## [ACTION ITEM]
Look through the data below for the string "browser", and copy every line where it turns up.

## [MATERIAL PROVIDED]
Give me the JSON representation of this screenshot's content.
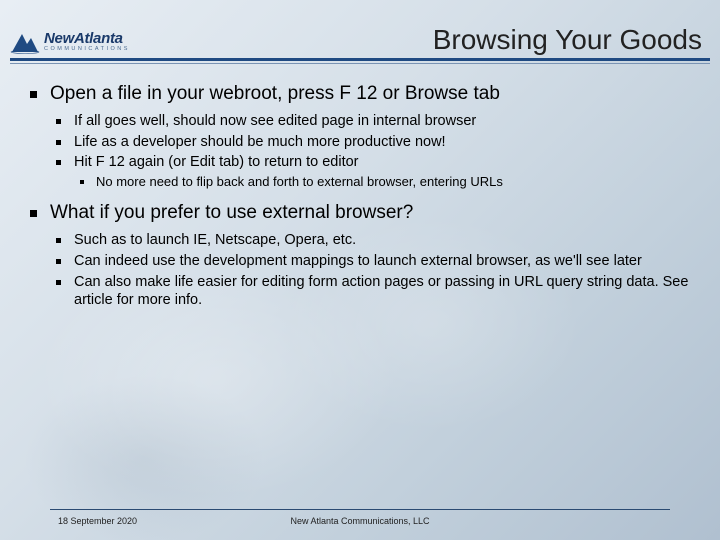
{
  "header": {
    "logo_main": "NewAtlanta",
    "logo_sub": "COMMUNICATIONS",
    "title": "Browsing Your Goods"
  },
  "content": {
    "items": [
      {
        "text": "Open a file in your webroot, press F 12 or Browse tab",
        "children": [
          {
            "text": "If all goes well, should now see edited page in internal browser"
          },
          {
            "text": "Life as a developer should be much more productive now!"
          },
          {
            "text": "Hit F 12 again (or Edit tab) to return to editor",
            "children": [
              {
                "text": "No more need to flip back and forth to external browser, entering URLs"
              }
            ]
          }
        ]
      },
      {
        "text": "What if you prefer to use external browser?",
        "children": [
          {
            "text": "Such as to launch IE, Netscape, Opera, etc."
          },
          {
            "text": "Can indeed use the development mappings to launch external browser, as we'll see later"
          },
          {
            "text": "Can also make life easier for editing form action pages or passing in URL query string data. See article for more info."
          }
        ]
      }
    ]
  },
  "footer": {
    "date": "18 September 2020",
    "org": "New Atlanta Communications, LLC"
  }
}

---

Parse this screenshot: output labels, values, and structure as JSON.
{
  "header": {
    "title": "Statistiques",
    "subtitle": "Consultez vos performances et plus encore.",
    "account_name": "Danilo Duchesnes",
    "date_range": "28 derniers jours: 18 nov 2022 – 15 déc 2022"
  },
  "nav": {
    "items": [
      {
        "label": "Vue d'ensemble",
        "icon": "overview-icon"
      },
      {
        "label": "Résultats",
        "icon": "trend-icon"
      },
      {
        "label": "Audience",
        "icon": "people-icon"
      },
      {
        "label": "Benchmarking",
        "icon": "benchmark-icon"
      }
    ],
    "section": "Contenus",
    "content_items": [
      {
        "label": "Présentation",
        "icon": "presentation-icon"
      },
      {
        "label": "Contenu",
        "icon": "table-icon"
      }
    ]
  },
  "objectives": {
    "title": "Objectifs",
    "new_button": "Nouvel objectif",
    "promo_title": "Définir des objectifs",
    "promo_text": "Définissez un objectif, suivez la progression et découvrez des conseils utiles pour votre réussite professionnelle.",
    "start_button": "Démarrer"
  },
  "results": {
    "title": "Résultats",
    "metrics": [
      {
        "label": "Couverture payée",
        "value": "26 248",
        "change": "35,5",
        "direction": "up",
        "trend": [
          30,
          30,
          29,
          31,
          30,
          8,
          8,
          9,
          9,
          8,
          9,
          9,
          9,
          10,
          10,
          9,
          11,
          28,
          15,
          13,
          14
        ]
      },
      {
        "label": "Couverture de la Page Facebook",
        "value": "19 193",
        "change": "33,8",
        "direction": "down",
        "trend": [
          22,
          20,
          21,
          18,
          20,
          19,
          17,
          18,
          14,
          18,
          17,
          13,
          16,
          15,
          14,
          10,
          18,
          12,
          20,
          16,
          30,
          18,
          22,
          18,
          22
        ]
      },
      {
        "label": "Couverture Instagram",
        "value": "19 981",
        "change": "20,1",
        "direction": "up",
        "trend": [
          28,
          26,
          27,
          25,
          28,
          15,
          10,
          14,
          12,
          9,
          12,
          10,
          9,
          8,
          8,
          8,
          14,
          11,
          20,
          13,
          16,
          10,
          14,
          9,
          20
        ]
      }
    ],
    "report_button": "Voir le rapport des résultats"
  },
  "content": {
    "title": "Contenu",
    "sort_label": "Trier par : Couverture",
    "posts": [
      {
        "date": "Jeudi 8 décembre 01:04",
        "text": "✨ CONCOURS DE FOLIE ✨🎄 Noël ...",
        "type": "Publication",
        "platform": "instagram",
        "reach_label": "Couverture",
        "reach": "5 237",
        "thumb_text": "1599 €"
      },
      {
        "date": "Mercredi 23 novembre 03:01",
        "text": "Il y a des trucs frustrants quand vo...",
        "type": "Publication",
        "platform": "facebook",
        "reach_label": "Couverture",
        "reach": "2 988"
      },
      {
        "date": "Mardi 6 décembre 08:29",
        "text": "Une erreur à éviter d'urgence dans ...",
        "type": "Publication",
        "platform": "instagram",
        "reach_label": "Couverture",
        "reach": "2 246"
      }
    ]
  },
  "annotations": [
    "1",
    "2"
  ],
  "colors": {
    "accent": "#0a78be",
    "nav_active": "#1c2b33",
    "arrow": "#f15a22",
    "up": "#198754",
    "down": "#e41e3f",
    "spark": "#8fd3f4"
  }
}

## [YOUR SOLUTION]
            "text": "If all goes well, should now see edited page in internal browser"
                "text": "No more need to flip back and forth to external browser, entering URLs"
        "text": "What if you prefer to use external browser?",
            "text": "Can indeed use the development mappings to launch external browser, as we'll see later"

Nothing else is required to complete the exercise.